__TASK TO COMPLETE__: Below are the records; reproduce all of them exactly but without any images.

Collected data
----

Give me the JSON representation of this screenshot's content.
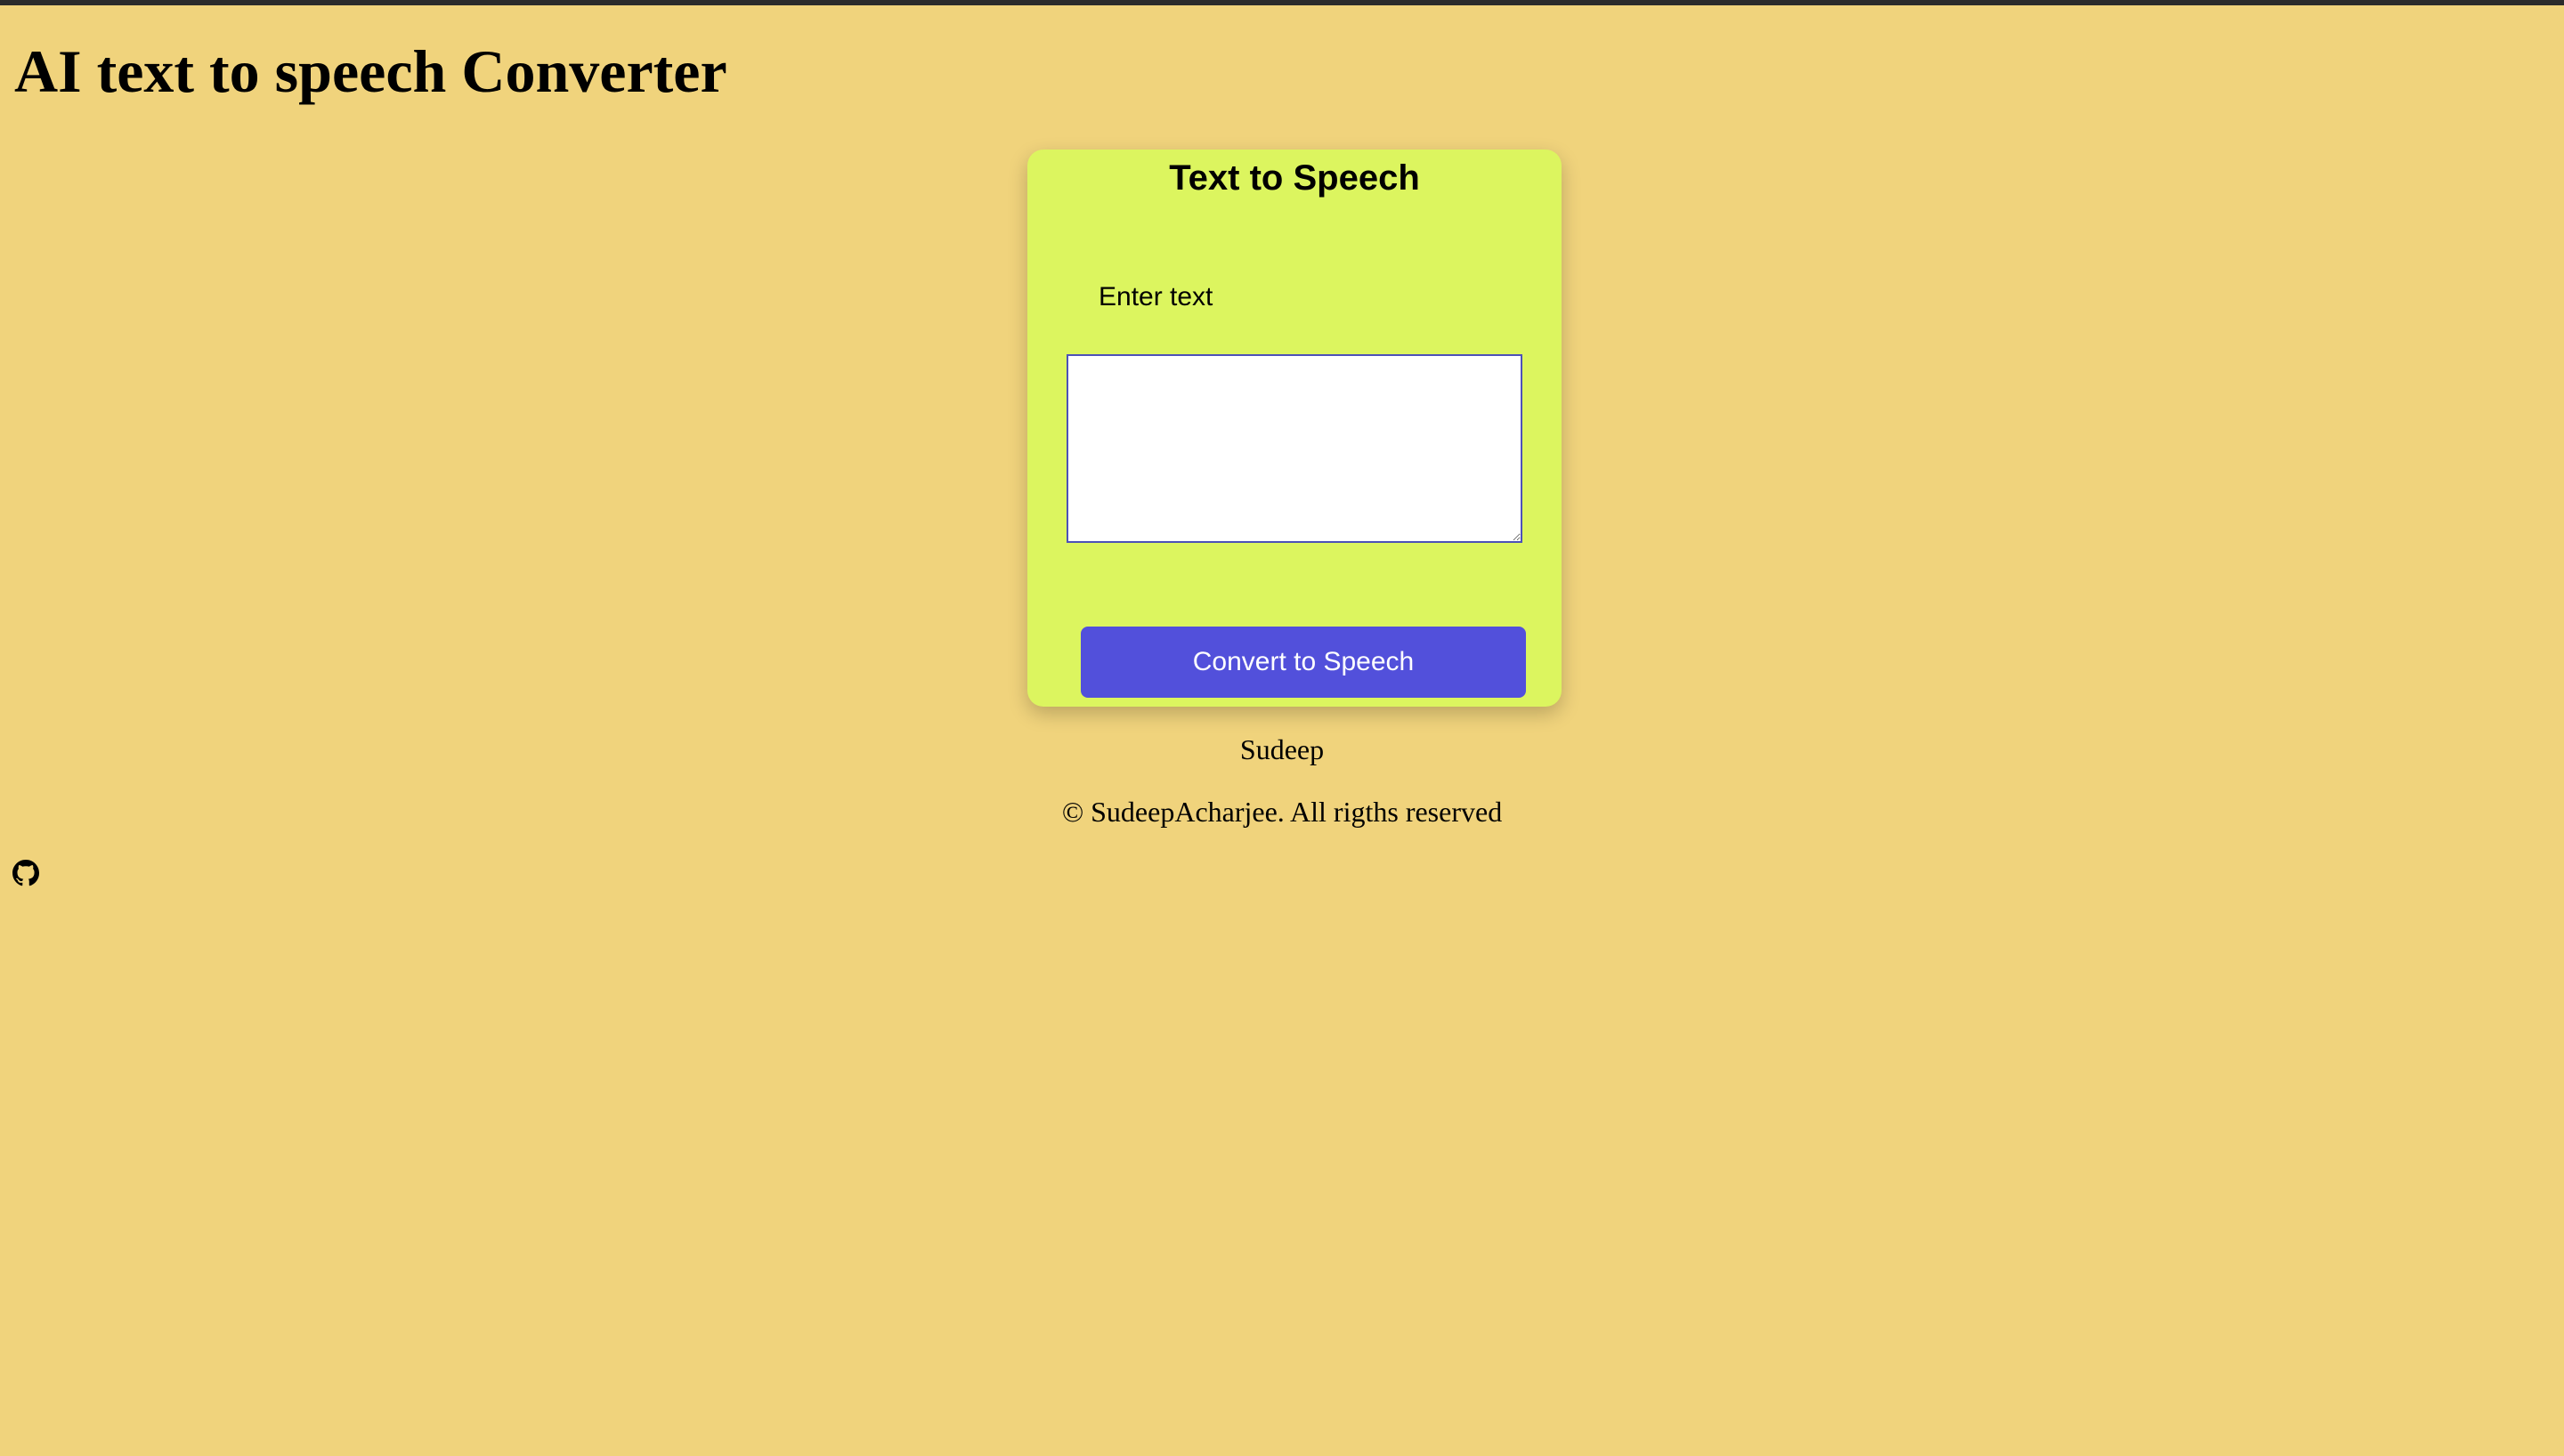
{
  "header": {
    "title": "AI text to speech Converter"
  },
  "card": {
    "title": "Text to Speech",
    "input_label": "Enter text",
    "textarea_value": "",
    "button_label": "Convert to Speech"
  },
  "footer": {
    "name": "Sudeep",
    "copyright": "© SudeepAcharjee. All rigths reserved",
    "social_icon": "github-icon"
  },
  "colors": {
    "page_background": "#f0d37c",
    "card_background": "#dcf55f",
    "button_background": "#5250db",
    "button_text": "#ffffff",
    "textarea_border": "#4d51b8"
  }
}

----

__WRITTEN RESPONSE__:
Give me the JSON representation of this screenshot's content.
{
  "header": {
    "title": "AI text to speech Converter"
  },
  "card": {
    "title": "Text to Speech",
    "input_label": "Enter text",
    "textarea_value": "",
    "button_label": "Convert to Speech"
  },
  "footer": {
    "name": "Sudeep",
    "copyright": "© SudeepAcharjee. All rigths reserved",
    "social_icon": "github-icon"
  },
  "colors": {
    "page_background": "#f0d37c",
    "card_background": "#dcf55f",
    "button_background": "#5250db",
    "button_text": "#ffffff",
    "textarea_border": "#4d51b8"
  }
}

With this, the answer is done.